For the past year, I’ve had the joy of editing a book for our Pastor, Mark Forrest from Lakeside Baptist Chuch in Granbury. Dickey and I have learned so much from Mark and pestered him to extend his ministry in book form for several years. Today, Mark’s first book, Soul Beginnings, came out on Amazon and in the next few months, there will be book signings and celebration. Tonight, I reflect on my journey as a kid who couldn’t even read in third grade, one who overcame Dyslexia and learned the craft of writing. Mostly, I’ve reflected on the journey God has carried me through. I’m so grateful Mark Forrest has trusted me to help with this book. I pray he continues to bless us with his illuminations of God’s Word.

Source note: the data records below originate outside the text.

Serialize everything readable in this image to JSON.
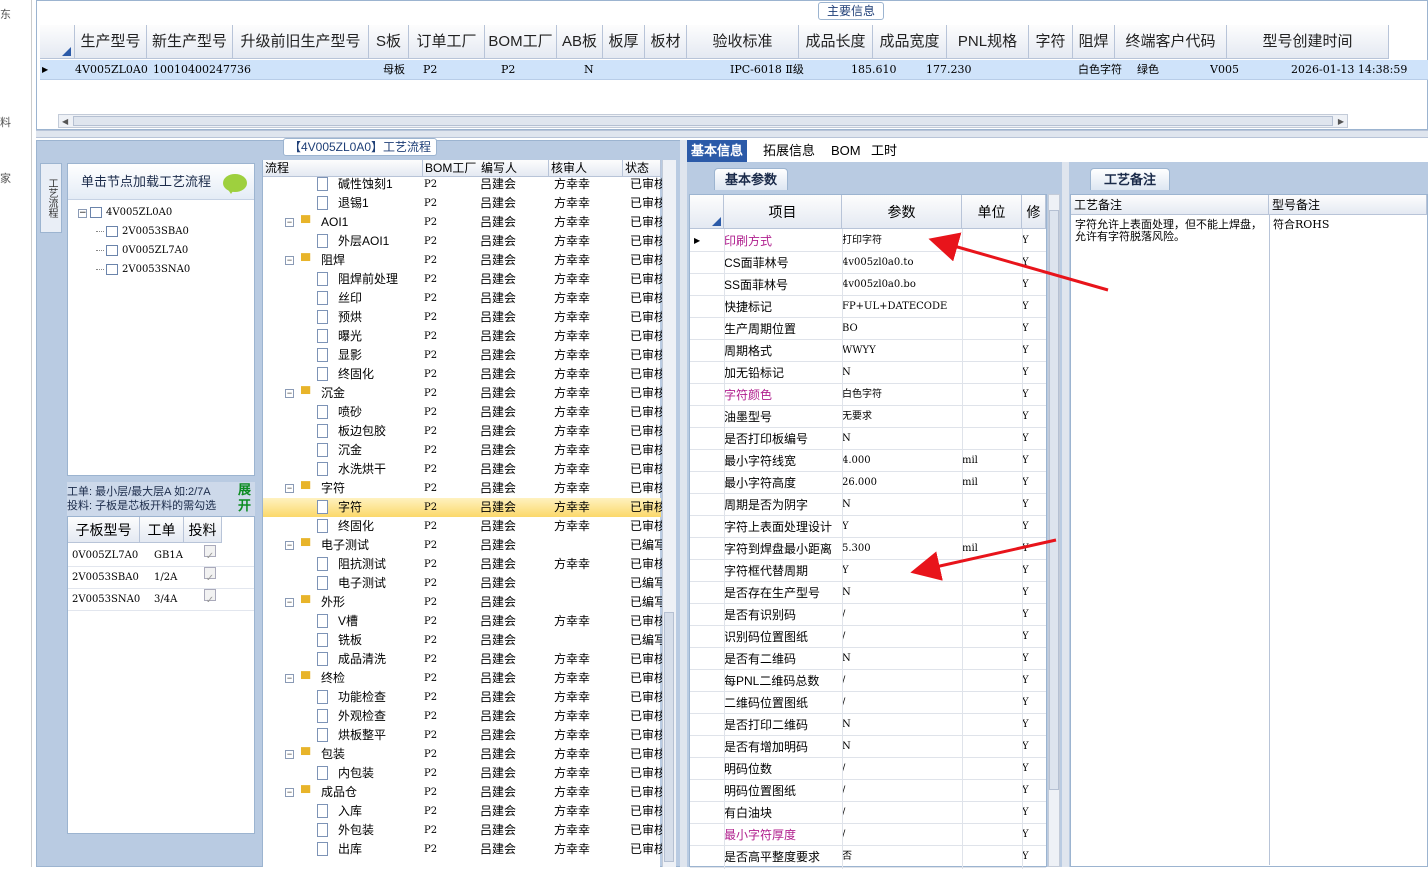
{
  "left_nav": {
    "chars": [
      "东",
      "料",
      "家"
    ]
  },
  "main_info": {
    "title": "主要信息",
    "columns": [
      "生产型号",
      "新生产型号",
      "升级前旧生产型号",
      "S板",
      "订单工厂",
      "BOM工厂",
      "AB板",
      "板厚",
      "板材",
      "验收标准",
      "成品长度",
      "成品宽度",
      "PNL规格",
      "字符",
      "阻焊",
      "终端客户代码",
      "型号创建时间"
    ],
    "row": {
      "model": "4V005ZL0A0",
      "new_model": "10010400247736",
      "sboard": "母板",
      "order_factory": "P2",
      "bom_factory": "P2",
      "ab": "N",
      "standard": "IPC-6018 Ⅱ级",
      "length": "185.610",
      "width": "177.230",
      "legend": "白色字符",
      "solder_mask": "绿色",
      "customer": "V005",
      "created": "2026-01-13 14:38:59"
    }
  },
  "flow": {
    "title": "【4V005ZL0A0】工艺流程",
    "side_tab": "工艺流程",
    "load_hint": "单击节点加载工艺流程",
    "tree_nodes": [
      "4V005ZL0A0",
      "2V0053SBA0",
      "0V005ZL7A0",
      "2V0053SNA0"
    ],
    "info_line1": "工单: 最小层/最大层A  如:2/7A",
    "info_line2": "投料: 子板是芯板开料的需勾选",
    "expand_label": "展开",
    "sub_headers": [
      "子板型号",
      "工单",
      "投料"
    ],
    "sub_rows": [
      {
        "model": "0V005ZL7A0",
        "order": "GB1A"
      },
      {
        "model": "2V0053SBA0",
        "order": "1/2A"
      },
      {
        "model": "2V0053SNA0",
        "order": "3/4A"
      }
    ],
    "grid_headers": [
      "流程",
      "BOM工厂",
      "编写人",
      "核审人",
      "状态"
    ],
    "steps": [
      {
        "name": "碱性蚀刻1",
        "lvl": 2,
        "bom": "P2",
        "writer": "吕建会",
        "reviewer": "方幸幸",
        "status": "已审核"
      },
      {
        "name": "退锡1",
        "lvl": 2,
        "bom": "P2",
        "writer": "吕建会",
        "reviewer": "方幸幸",
        "status": "已审核"
      },
      {
        "name": "AOI1",
        "lvl": 1,
        "bom": "P2",
        "writer": "吕建会",
        "reviewer": "方幸幸",
        "status": "已审核"
      },
      {
        "name": "外层AOI1",
        "lvl": 2,
        "bom": "P2",
        "writer": "吕建会",
        "reviewer": "方幸幸",
        "status": "已审核"
      },
      {
        "name": "阻焊",
        "lvl": 1,
        "bom": "P2",
        "writer": "吕建会",
        "reviewer": "方幸幸",
        "status": "已审核"
      },
      {
        "name": "阻焊前处理",
        "lvl": 2,
        "bom": "P2",
        "writer": "吕建会",
        "reviewer": "方幸幸",
        "status": "已审核"
      },
      {
        "name": "丝印",
        "lvl": 2,
        "bom": "P2",
        "writer": "吕建会",
        "reviewer": "方幸幸",
        "status": "已审核"
      },
      {
        "name": "预烘",
        "lvl": 2,
        "bom": "P2",
        "writer": "吕建会",
        "reviewer": "方幸幸",
        "status": "已审核"
      },
      {
        "name": "曝光",
        "lvl": 2,
        "bom": "P2",
        "writer": "吕建会",
        "reviewer": "方幸幸",
        "status": "已审核"
      },
      {
        "name": "显影",
        "lvl": 2,
        "bom": "P2",
        "writer": "吕建会",
        "reviewer": "方幸幸",
        "status": "已审核"
      },
      {
        "name": "终固化",
        "lvl": 2,
        "bom": "P2",
        "writer": "吕建会",
        "reviewer": "方幸幸",
        "status": "已审核"
      },
      {
        "name": "沉金",
        "lvl": 1,
        "bom": "P2",
        "writer": "吕建会",
        "reviewer": "方幸幸",
        "status": "已审核"
      },
      {
        "name": "喷砂",
        "lvl": 2,
        "bom": "P2",
        "writer": "吕建会",
        "reviewer": "方幸幸",
        "status": "已审核"
      },
      {
        "name": "板边包胶",
        "lvl": 2,
        "bom": "P2",
        "writer": "吕建会",
        "reviewer": "方幸幸",
        "status": "已审核"
      },
      {
        "name": "沉金",
        "lvl": 2,
        "bom": "P2",
        "writer": "吕建会",
        "reviewer": "方幸幸",
        "status": "已审核"
      },
      {
        "name": "水洗烘干",
        "lvl": 2,
        "bom": "P2",
        "writer": "吕建会",
        "reviewer": "方幸幸",
        "status": "已审核"
      },
      {
        "name": "字符",
        "lvl": 1,
        "bom": "P2",
        "writer": "吕建会",
        "reviewer": "方幸幸",
        "status": "已审核"
      },
      {
        "name": "字符",
        "lvl": 2,
        "bom": "P2",
        "writer": "吕建会",
        "reviewer": "方幸幸",
        "status": "已审核",
        "sel": true
      },
      {
        "name": "终固化",
        "lvl": 2,
        "bom": "P2",
        "writer": "吕建会",
        "reviewer": "方幸幸",
        "status": "已审核"
      },
      {
        "name": "电子测试",
        "lvl": 1,
        "bom": "P2",
        "writer": "吕建会",
        "reviewer": "",
        "status": "已编写"
      },
      {
        "name": "阻抗测试",
        "lvl": 2,
        "bom": "P2",
        "writer": "吕建会",
        "reviewer": "方幸幸",
        "status": "已审核"
      },
      {
        "name": "电子测试",
        "lvl": 2,
        "bom": "P2",
        "writer": "吕建会",
        "reviewer": "",
        "status": "已编写"
      },
      {
        "name": "外形",
        "lvl": 1,
        "bom": "P2",
        "writer": "吕建会",
        "reviewer": "",
        "status": "已编写"
      },
      {
        "name": "V槽",
        "lvl": 2,
        "bom": "P2",
        "writer": "吕建会",
        "reviewer": "方幸幸",
        "status": "已审核"
      },
      {
        "name": "铣板",
        "lvl": 2,
        "bom": "P2",
        "writer": "吕建会",
        "reviewer": "",
        "status": "已编写"
      },
      {
        "name": "成品清洗",
        "lvl": 2,
        "bom": "P2",
        "writer": "吕建会",
        "reviewer": "方幸幸",
        "status": "已审核"
      },
      {
        "name": "终检",
        "lvl": 1,
        "bom": "P2",
        "writer": "吕建会",
        "reviewer": "方幸幸",
        "status": "已审核"
      },
      {
        "name": "功能检查",
        "lvl": 2,
        "bom": "P2",
        "writer": "吕建会",
        "reviewer": "方幸幸",
        "status": "已审核"
      },
      {
        "name": "外观检查",
        "lvl": 2,
        "bom": "P2",
        "writer": "吕建会",
        "reviewer": "方幸幸",
        "status": "已审核"
      },
      {
        "name": "烘板整平",
        "lvl": 2,
        "bom": "P2",
        "writer": "吕建会",
        "reviewer": "方幸幸",
        "status": "已审核"
      },
      {
        "name": "包装",
        "lvl": 1,
        "bom": "P2",
        "writer": "吕建会",
        "reviewer": "方幸幸",
        "status": "已审核"
      },
      {
        "name": "内包装",
        "lvl": 2,
        "bom": "P2",
        "writer": "吕建会",
        "reviewer": "方幸幸",
        "status": "已审核"
      },
      {
        "name": "成品仓",
        "lvl": 1,
        "bom": "P2",
        "writer": "吕建会",
        "reviewer": "方幸幸",
        "status": "已审核"
      },
      {
        "name": "入库",
        "lvl": 2,
        "bom": "P2",
        "writer": "吕建会",
        "reviewer": "方幸幸",
        "status": "已审核"
      },
      {
        "name": "外包装",
        "lvl": 2,
        "bom": "P2",
        "writer": "吕建会",
        "reviewer": "方幸幸",
        "status": "已审核"
      },
      {
        "name": "出库",
        "lvl": 2,
        "bom": "P2",
        "writer": "吕建会",
        "reviewer": "方幸幸",
        "status": "已审核"
      }
    ]
  },
  "tabs": [
    "基本信息",
    "拓展信息",
    "BOM",
    "工时"
  ],
  "params": {
    "subtab": "基本参数",
    "headers": [
      "项目",
      "参数",
      "单位",
      "修"
    ],
    "rows": [
      {
        "name": "印刷方式",
        "value": "打印字符",
        "unit": "",
        "mod": "Y",
        "hl": true,
        "sel": true
      },
      {
        "name": "CS面菲林号",
        "value": "4v005zl0a0.to",
        "unit": "",
        "mod": "Y"
      },
      {
        "name": "SS面菲林号",
        "value": "4v005zl0a0.bo",
        "unit": "",
        "mod": "Y"
      },
      {
        "name": "快捷标记",
        "value": "FP+UL+DATECODE",
        "unit": "",
        "mod": "Y"
      },
      {
        "name": "生产周期位置",
        "value": "BO",
        "unit": "",
        "mod": "Y"
      },
      {
        "name": "周期格式",
        "value": "WWYY",
        "unit": "",
        "mod": "Y"
      },
      {
        "name": "加无铅标记",
        "value": "N",
        "unit": "",
        "mod": "Y"
      },
      {
        "name": "字符颜色",
        "value": "白色字符",
        "unit": "",
        "mod": "Y",
        "hl": true
      },
      {
        "name": "油墨型号",
        "value": "无要求",
        "unit": "",
        "mod": "Y"
      },
      {
        "name": "是否打印板编号",
        "value": "N",
        "unit": "",
        "mod": "Y"
      },
      {
        "name": "最小字符线宽",
        "value": "4.000",
        "unit": "mil",
        "mod": "Y"
      },
      {
        "name": "最小字符高度",
        "value": "26.000",
        "unit": "mil",
        "mod": "Y"
      },
      {
        "name": "周期是否为阴字",
        "value": "N",
        "unit": "",
        "mod": "Y"
      },
      {
        "name": "字符上表面处理设计",
        "value": "Y",
        "unit": "",
        "mod": "Y"
      },
      {
        "name": "字符到焊盘最小距离",
        "value": "5.300",
        "unit": "mil",
        "mod": "Y"
      },
      {
        "name": "字符框代替周期",
        "value": "Y",
        "unit": "",
        "mod": "Y"
      },
      {
        "name": "是否存在生产型号",
        "value": "N",
        "unit": "",
        "mod": "Y"
      },
      {
        "name": "是否有识别码",
        "value": "/",
        "unit": "",
        "mod": "Y"
      },
      {
        "name": "识别码位置图纸",
        "value": "/",
        "unit": "",
        "mod": "Y"
      },
      {
        "name": "是否有二维码",
        "value": "N",
        "unit": "",
        "mod": "Y"
      },
      {
        "name": "每PNL二维码总数",
        "value": "/",
        "unit": "",
        "mod": "Y"
      },
      {
        "name": "二维码位置图纸",
        "value": "/",
        "unit": "",
        "mod": "Y"
      },
      {
        "name": "是否打印二维码",
        "value": "N",
        "unit": "",
        "mod": "Y"
      },
      {
        "name": "是否有增加明码",
        "value": "N",
        "unit": "",
        "mod": "Y"
      },
      {
        "name": "明码位数",
        "value": "/",
        "unit": "",
        "mod": "Y"
      },
      {
        "name": "明码位置图纸",
        "value": "/",
        "unit": "",
        "mod": "Y"
      },
      {
        "name": "有白油块",
        "value": "/",
        "unit": "",
        "mod": "Y"
      },
      {
        "name": "最小字符厚度",
        "value": "/",
        "unit": "",
        "mod": "Y",
        "hl": true
      },
      {
        "name": "是否高平整度要求",
        "value": "否",
        "unit": "",
        "mod": "Y"
      }
    ]
  },
  "remarks": {
    "subtab": "工艺备注",
    "col1": "工艺备注",
    "col2": "型号备注",
    "process_note": "字符允许上表面处理，但不能上焊盘，允许有字符脱落风险。",
    "model_note": "符合ROHS"
  },
  "colors": {
    "highlight": "#b0208e",
    "arrow": "#e8141b",
    "tab_active": "#2b5aa8",
    "selection": "#cfe3fa",
    "row_sel": "#fbd86a"
  }
}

A decade or four ago, I was forced to work in a special needs school. But I wanted to write Christian literature…especially the Sunday School literature for our church. So God sent me to learn from Matt. Below is the story of learning from Matt.
The Miracle of Matt

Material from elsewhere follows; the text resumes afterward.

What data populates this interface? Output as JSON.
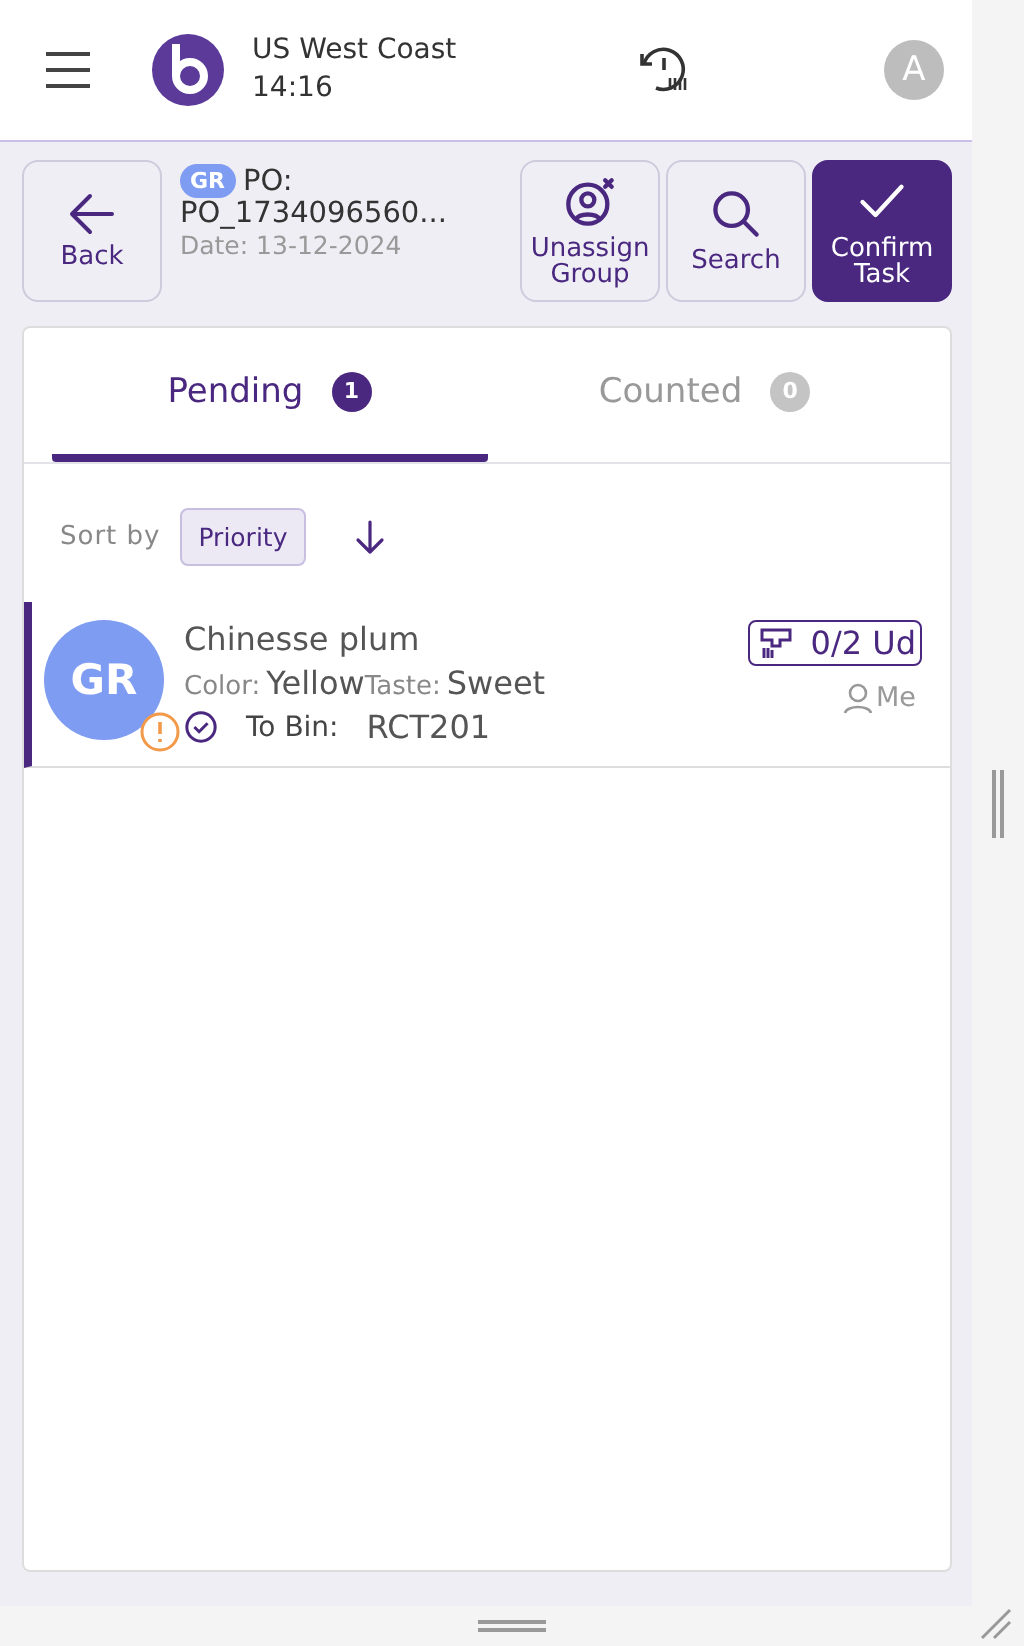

By Peggy Purser Freeman
“The King will reply, ‘Truly I tell you, whatever you did for one of the least of these brothers and sisters of mine, you did for me.’”

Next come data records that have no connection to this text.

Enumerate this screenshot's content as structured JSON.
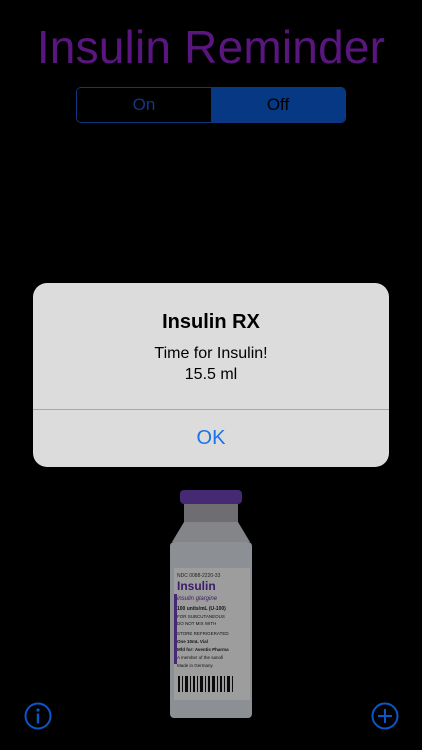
{
  "app": {
    "title": "Insulin Reminder"
  },
  "toggle": {
    "on_label": "On",
    "off_label": "Off",
    "selected": "Off"
  },
  "alert": {
    "title": "Insulin RX",
    "message_line1": "Time for Insulin!",
    "message_line2": "15.5 ml",
    "ok_label": "OK"
  },
  "vial_label": {
    "ndc": "NDC 0088-2220-33",
    "brand": "Insulin",
    "generic": "insulin glargine",
    "line1": "100 units/mL (U-100)",
    "line2": "FOR SUBCUTANEOUS",
    "line3": "DO NOT MIX WITH",
    "line4": "STORE REFRIGERATED",
    "line5": "One 10mL Vial",
    "line6": "Mfd for: Aventis Pharma",
    "line7": "A member of the sanofi",
    "line8": "Made in Germany"
  },
  "colors": {
    "title": "#8a22c4",
    "accent_blue": "#0a57c9",
    "alert_bg": "#dcdcdc",
    "alert_button": "#1a73e8"
  },
  "icons": {
    "info": "info-icon",
    "add": "add-icon"
  }
}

“Just what am I doing in a place like this?” I had turned down this job assignment two years before, but now it was this job, as an aide in the school for the severe and profoundly disabled, or no job. This was the oldest building in the district. The walls reeked with fifty years of sweat, vomit, and vermin odor. It had been one of the city’s most beautiful facilities; now it warehoused the kids some administrators wanted out of sight and out of mind.
The small bathroom smelled of urine and human waste. The hard tile floor cut into my knees. I slung the jeans I had just pulled off the thin, braced legs of my nine-year-old charge and grumbled aloud.
“I wanted to write songs and stories for you, God.”
I had spent most of my three weeks at this job with Matt, trying to get him to go to the bathroom on the potty, put a block in a can or at least make eye contact.
To get him to look me in the eyes proved to be the most difficult. His eyes seemed to be the only thing he was able to control. He had no verbal skills, little motor control. All he had was the ability to look away or squeeze his eyes shut, anything but eye contact.
As I took the soiled underwear off Matt to clean his legs and bottom, I dropped the feces-covered underwear on my dress. “Oh, Matt, look what you’ve done!” I screamed.
He gave his soundless laugh and smiled a grin made toothless from the many falls his wobbly legs had taken. Most days that smile would have melted my heart, but not today. My love was stretched thin, and my patience broke. “God, I hate this.”
The small room grew still, and I felt Matt’s stare. I glanced up and met his eyes. Large and luminous, they looked into mine, staring into my soul. In the quietness of the moment, I heard words with my heart — not Matt’s voice and not mine.
“I didn’t ask you to rewrite Sunday school literature. I didn’t ask you to write songs. I said if you do it unto the least of these, you’ve done it unto me.” Then Matt looked away.
God spoke to my heart in a most profound way in that smelly bathroom. In the years that followed, I learned to listen, and Matt taught me so many things. You don’t have to be capable of seesawing to sit on one and enjoy white clouds in a blue sky.
Soundless laughter and silent tears often communicate better than words. Life in its most simple form is sometimes life at its best. Probably the best lesson I learned: God talks the loudest through the weakest.
Life Tips: Teach your children to look for the good in disappointment, even when the plans are not those we would choose. Then take them with you to do for others—especially the least of these. Listen and to search for God in all situations and in all people. As you teach your children, stay teachable.